Via Facebook:
Tom Puckett: [Parkhurst] was a big supporter of deregulation — bad idea. Out of the top 500 trucking companies around during the 70s I don’t think one survived. All of those middle-class jobs vanished. Today trucks are moving freight for a dollar a mile.

Gene Hall: I have my own authority because of deregulation. I do not haul freight for a dollar a mile — last year … I averaged 2.43 cents per mile for every mile I put on my truck from the start of the year to the end. Mike was a champion to me. 

Larry Aungst: I was there — deregulation was bad, but [Parkhurst] was not the only one who pushed it! A lot of the big union trucking companies bit the dust back then, and thousands of jobs were lost … Times change.

John Deter: One last ride, Mike. Thanks from all of us old guys. 

–Todd Dills contributed to this report.

  • Mike Smith

    Amen

  • Jesse

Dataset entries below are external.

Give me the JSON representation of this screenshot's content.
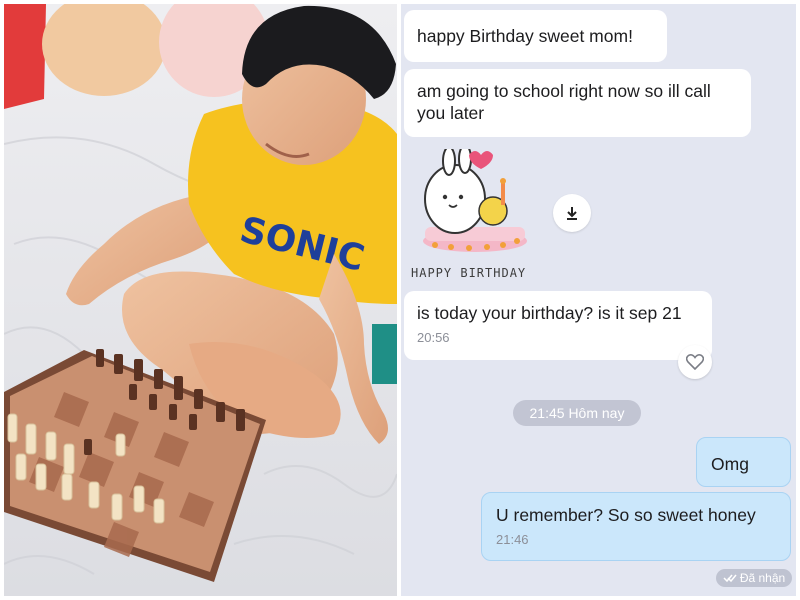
{
  "chat": {
    "messages": [
      {
        "text": "happy Birthday sweet mom!",
        "time": ""
      },
      {
        "text": "am going to school right now so ill call you later",
        "time": ""
      },
      {
        "text": "is today your birthday? is it sep 21",
        "time": "20:56"
      },
      {
        "text": "Omg",
        "time": ""
      },
      {
        "text": "U remember? So so sweet honey",
        "time": "21:46"
      }
    ],
    "sticker_caption": "HAPPY BIRTHDAY",
    "date_separator": "21:45 Hôm nay",
    "seen_status": "Đã nhận"
  },
  "photo": {
    "shirt_text": "SONIC",
    "icons": {
      "download": "download-icon",
      "react": "heart-icon",
      "seen": "double-check-icon"
    }
  },
  "colors": {
    "chat_bg": "#e3e6f1",
    "incoming_bubble": "#ffffff",
    "outgoing_bubble": "#cbe7fb",
    "pill": "#c2c5d3",
    "shirt": "#f6c21f"
  }
}
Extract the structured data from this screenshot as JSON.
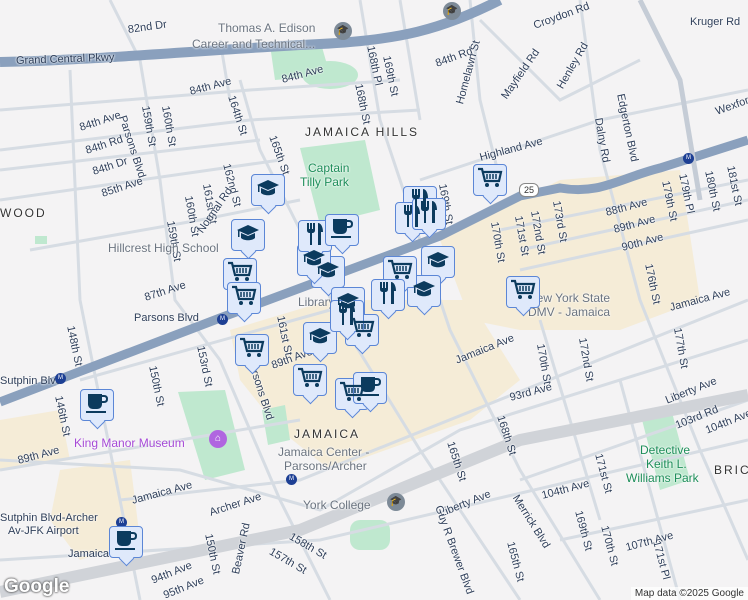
{
  "map": {
    "neighborhoods": [
      "JAMAICA HILLS",
      "JAMAICA",
      "WOOD",
      "BRICK"
    ],
    "pois": {
      "edison": [
        "Thomas A. Edison",
        "Career and Technical..."
      ],
      "hillcrest": "Hillcrest High School",
      "dmv": [
        "New York State",
        "DMV - Jamaica"
      ],
      "library": "Library",
      "york": "York College",
      "king_manor": "King Manor Museum",
      "jamaica_center": [
        "Jamaica Center -",
        "Parsons/Archer"
      ],
      "sutphin_archer": [
        "Sutphin Blvd-Archer",
        "Av-JFK Airport"
      ],
      "jamaica_station": "Jamaica",
      "parsons_station": "Parsons Blvd",
      "sutphin_station": "Sutphin Blvd"
    },
    "parks": {
      "tilly": [
        "Captain",
        "Tilly Park"
      ],
      "keith": [
        "Detective",
        "Keith L.",
        "Williams Park"
      ]
    },
    "streets": [
      "82nd Dr",
      "Grand Central Pkwy",
      "84th Ave",
      "84th Ave",
      "84th Ave",
      "84th Rd",
      "84th Dr",
      "85th Ave",
      "Parsons Blvd",
      "159th St",
      "160th St",
      "164th St",
      "165th St",
      "162nd St",
      "161st St",
      "160th St",
      "159th St",
      "Normal Rd",
      "87th Ave",
      "168th St",
      "169th St",
      "168th Pl",
      "84th Rd",
      "Homelawn St",
      "Croydon Rd",
      "Mayfield Rd",
      "Henley Rd",
      "Kruger Rd",
      "Dalny Rd",
      "Edgerton Blvd",
      "Wexford",
      "Highland Ave",
      "169th St",
      "170th St",
      "171st St",
      "172nd St",
      "173rd St",
      "88th Ave",
      "89th Ave",
      "90th Ave",
      "176th St",
      "179th St",
      "179th Pl",
      "180th St",
      "181st St",
      "Jamaica Ave",
      "148th St",
      "150th St",
      "153rd St",
      "146th St",
      "89th Ave",
      "Jamaica Ave",
      "Archer Ave",
      "150th St",
      "Beaver Rd",
      "158th St",
      "157th St",
      "94th Ave",
      "95th Ave",
      "Jamaica Ave",
      "170th St",
      "172nd St",
      "93rd Ave",
      "177th St",
      "Liberty Ave",
      "103rd Rd",
      "104th Ave",
      "104th Ave",
      "168th St",
      "165th St",
      "Liberty Ave",
      "Merrick Blvd",
      "171st St",
      "169th St",
      "170th St",
      "107th Ave",
      "171st Pl",
      "Guy R Brewer Blvd",
      "165th St",
      "161st St",
      "89th Ave",
      "Parsons Blvd"
    ],
    "route_shield": "25",
    "markers": [
      "education",
      "education",
      "education",
      "education",
      "education",
      "education",
      "education",
      "education",
      "shopping",
      "shopping",
      "shopping",
      "shopping",
      "shopping",
      "shopping",
      "shopping",
      "shopping",
      "shopping",
      "restaurant",
      "restaurant",
      "restaurant",
      "restaurant",
      "restaurant",
      "restaurant",
      "cafe",
      "cafe",
      "cafe",
      "cafe"
    ],
    "logo": "Google",
    "attribution": "Map data ©2025 Google"
  }
}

    How about a little honesty in the story? Parkhurst had not a thing to do with Overdrive after it was sold to the current owners. He also rued the day he sold it. Stop pretending that Overdrive in its current state, or over the past 25 years had anything to do with Parkhurst.

  • bonnie robinson

    Without Mike, the heart of OVERDRIVE magazine is an echo.. Imagine Mike with todays technology back then. He did wonders with what was available. Always reinvesting any profit + toward the betterment of Truckers lives. He was driven, honest
    and focused. The world needs Brave Souls like Mike today. With Respect and fond memories with condolences, I was lucky to have known Mike and his Father Winthrop & worked for his creation. et al

  • bonnie robinson

    We should never forget, there would be no OVERDRIVE at all if not for MIKE PARKHURST

  • owner / operator, since 1972

    Your soooo right Jesse, NO ONE should be be writing for any trucking magazine that has not spent years working & driving in this ” Trade ”

  • DonM

    Revenue per mile should be pegged to the price of fuel. Rate per mile would be $4.00, if Fuel is $4.00 per gallon. Then people could maintain some good equipment with properly compensated drivers. Drivers should be making $150K a year in this economy.

  • LMF

    Was a Roadmaster and ITA member…marched on the ICC in DC with Mike and friends. Nobody else at that time gave a hoot. Reading Overdrive made you feel like somebody cared. Was never the same after the sale. RIP

OverdriveOnline.com strives to maintain an open forum for reader opinions. Click here to read our comment policy.